Problem description |
Could you print the lines below exactly, from the one holding "Decode this image" through the last line, with no other output?

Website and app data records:
# # # # #
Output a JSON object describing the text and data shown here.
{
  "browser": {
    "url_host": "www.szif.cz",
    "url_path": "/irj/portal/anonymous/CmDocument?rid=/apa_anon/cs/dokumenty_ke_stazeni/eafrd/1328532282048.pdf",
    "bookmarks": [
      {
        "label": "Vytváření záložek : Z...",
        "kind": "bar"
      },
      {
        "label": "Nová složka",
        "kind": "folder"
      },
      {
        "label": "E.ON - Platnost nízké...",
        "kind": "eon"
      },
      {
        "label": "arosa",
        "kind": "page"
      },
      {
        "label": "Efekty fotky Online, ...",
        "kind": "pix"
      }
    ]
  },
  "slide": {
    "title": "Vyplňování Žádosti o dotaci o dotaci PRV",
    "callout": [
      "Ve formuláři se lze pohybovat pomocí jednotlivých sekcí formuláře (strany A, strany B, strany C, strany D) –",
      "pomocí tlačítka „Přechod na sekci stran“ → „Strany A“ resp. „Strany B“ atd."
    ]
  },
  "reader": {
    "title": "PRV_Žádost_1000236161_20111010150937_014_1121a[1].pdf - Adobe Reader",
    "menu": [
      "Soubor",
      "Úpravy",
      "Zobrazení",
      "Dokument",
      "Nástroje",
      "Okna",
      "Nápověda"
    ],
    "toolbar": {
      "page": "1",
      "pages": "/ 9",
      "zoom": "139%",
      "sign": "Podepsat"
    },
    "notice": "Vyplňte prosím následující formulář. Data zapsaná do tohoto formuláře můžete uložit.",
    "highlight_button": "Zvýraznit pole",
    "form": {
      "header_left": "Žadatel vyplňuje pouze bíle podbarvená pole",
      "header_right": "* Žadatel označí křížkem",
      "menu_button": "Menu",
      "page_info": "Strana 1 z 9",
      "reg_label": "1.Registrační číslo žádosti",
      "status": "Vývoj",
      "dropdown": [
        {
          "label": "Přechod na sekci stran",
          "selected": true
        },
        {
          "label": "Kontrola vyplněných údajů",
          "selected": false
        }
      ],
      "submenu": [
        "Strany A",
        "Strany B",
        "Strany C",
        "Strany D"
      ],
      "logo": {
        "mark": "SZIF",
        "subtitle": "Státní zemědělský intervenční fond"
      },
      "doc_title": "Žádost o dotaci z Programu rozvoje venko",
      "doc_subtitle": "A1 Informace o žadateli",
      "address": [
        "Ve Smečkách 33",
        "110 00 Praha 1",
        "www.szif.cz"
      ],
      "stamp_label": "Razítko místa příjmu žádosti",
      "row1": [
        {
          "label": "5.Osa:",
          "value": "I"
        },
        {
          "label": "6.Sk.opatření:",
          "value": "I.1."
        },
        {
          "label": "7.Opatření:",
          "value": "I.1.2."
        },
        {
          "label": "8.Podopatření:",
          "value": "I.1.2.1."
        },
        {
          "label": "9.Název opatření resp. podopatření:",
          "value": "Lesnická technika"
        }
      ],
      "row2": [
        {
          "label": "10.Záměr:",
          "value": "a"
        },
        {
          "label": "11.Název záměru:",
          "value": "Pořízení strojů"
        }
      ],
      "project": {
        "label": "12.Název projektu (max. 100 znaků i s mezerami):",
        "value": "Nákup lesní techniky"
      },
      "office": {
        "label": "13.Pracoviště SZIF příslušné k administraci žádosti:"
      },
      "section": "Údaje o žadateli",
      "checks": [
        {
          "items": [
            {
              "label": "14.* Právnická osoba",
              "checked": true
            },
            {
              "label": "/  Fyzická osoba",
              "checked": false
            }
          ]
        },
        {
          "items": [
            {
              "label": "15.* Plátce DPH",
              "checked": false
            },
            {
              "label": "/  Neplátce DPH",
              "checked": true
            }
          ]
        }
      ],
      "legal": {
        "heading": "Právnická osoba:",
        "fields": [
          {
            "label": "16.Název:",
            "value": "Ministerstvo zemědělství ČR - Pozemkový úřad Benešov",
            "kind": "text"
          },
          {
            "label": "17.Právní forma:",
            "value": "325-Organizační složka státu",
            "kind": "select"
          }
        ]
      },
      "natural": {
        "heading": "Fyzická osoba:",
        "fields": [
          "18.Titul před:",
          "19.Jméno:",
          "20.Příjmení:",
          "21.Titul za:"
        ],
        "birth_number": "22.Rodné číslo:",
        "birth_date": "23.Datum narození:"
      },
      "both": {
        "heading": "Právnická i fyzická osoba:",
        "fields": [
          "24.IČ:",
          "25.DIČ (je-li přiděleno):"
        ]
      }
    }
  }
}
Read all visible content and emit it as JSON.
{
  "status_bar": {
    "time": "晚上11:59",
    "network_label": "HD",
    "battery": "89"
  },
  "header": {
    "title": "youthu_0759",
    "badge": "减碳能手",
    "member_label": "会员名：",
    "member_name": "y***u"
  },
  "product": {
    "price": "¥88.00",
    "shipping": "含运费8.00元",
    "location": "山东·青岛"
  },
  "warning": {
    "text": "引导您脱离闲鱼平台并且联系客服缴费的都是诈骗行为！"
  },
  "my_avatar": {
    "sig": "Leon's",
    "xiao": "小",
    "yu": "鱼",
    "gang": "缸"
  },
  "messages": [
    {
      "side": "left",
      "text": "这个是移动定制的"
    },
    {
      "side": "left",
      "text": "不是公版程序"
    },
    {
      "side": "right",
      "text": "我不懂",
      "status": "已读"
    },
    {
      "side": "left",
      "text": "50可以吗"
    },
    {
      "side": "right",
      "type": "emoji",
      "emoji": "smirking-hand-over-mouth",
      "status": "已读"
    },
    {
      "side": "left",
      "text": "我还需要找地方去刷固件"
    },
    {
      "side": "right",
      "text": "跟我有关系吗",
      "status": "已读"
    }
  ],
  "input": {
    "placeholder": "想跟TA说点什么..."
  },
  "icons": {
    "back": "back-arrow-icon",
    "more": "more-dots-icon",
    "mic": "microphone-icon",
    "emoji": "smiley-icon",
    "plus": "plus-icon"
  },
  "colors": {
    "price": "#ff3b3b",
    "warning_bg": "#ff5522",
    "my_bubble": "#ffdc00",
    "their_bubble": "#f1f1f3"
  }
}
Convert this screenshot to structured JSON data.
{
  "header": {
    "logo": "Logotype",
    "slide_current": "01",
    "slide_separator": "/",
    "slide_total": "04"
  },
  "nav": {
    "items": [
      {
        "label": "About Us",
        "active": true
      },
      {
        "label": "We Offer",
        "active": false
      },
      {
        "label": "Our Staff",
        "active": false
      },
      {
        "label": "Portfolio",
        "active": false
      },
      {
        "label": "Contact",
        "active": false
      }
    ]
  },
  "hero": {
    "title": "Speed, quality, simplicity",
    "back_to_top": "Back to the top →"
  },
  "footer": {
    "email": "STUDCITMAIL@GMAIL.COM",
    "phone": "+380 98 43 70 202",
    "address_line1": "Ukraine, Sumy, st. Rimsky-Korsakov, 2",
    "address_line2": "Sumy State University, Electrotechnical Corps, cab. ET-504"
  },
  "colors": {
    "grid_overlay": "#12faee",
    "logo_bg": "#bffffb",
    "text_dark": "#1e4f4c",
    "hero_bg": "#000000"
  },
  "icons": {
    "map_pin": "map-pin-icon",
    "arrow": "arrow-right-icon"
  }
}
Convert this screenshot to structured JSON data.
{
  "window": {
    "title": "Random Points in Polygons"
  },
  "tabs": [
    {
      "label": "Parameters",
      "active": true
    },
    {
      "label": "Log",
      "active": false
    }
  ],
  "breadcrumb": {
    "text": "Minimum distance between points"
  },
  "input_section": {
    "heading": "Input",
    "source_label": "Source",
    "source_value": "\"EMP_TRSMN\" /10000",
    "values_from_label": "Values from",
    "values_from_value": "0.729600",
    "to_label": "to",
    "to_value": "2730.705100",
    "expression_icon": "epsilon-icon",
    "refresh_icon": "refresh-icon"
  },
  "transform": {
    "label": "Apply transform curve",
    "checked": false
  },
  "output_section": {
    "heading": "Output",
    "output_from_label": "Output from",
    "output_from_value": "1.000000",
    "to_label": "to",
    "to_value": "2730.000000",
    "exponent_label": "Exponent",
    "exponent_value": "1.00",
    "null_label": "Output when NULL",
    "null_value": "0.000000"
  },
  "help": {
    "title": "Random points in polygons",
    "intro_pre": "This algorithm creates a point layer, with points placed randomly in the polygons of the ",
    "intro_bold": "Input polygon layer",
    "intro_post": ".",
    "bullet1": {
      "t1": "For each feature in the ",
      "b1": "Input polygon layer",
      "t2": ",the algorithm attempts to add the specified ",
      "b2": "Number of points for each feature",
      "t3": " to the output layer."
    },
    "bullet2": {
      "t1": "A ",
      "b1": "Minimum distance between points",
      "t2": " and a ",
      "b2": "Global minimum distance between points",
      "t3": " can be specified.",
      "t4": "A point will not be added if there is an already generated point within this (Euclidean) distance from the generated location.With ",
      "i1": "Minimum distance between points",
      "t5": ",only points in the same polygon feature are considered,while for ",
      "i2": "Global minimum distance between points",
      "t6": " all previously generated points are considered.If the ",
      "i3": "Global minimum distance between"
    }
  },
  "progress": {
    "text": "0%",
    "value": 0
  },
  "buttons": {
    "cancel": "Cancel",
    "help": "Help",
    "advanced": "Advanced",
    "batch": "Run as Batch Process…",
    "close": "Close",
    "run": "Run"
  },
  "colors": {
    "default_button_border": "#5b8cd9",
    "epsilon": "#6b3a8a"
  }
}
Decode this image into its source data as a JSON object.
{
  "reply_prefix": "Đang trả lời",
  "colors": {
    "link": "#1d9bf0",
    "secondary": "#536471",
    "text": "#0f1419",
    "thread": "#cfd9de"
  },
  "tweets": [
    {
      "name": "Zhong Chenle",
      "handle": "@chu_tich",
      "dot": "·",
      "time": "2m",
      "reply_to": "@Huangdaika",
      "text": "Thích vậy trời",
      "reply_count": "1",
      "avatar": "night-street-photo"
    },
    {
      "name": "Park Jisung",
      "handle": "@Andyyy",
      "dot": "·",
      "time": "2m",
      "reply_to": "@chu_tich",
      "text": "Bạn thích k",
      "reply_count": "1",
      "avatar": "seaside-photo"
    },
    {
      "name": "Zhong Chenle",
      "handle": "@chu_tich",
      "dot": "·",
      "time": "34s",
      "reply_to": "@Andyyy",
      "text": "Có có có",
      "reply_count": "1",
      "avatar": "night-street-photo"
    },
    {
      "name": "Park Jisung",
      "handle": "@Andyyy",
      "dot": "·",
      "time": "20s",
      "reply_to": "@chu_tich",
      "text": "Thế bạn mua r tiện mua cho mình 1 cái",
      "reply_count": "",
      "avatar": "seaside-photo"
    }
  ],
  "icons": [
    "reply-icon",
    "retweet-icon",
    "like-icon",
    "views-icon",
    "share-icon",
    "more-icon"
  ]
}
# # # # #
Answer to the problem |
Decode this image into its source data as a JSON object.
{
  "reply_prefix": "Đang trả lời",
  "colors": {
    "link": "#1d9bf0",
    "secondary": "#536471",
    "text": "#0f1419",
    "thread": "#cfd9de"
  },
  "tweets": [
    {
      "name": "Zhong Chenle",
      "handle": "@chu_tich",
      "dot": "·",
      "time": "2m",
      "reply_to": "@Huangdaika",
      "text": "Thích vậy trời",
      "reply_count": "1",
      "avatar": "night-street-photo"
    },
    {
      "name": "Park Jisung",
      "handle": "@Andyyy",
      "dot": "·",
      "time": "2m",
      "reply_to": "@chu_tich",
      "text": "Bạn thích k",
      "reply_count": "1",
      "avatar": "seaside-photo"
    },
    {
      "name": "Zhong Chenle",
      "handle": "@chu_tich",
      "dot": "·",
      "time": "34s",
      "reply_to": "@Andyyy",
      "text": "Có có có",
      "reply_count": "1",
      "avatar": "night-street-photo"
    },
    {
      "name": "Park Jisung",
      "handle": "@Andyyy",
      "dot": "·",
      "time": "20s",
      "reply_to": "@chu_tich",
      "text": "Thế bạn mua r tiện mua cho mình 1 cái",
      "reply_count": "",
      "avatar": "seaside-photo"
    }
  ],
  "icons": [
    "reply-icon",
    "retweet-icon",
    "like-icon",
    "views-icon",
    "share-icon",
    "more-icon"
  ]
}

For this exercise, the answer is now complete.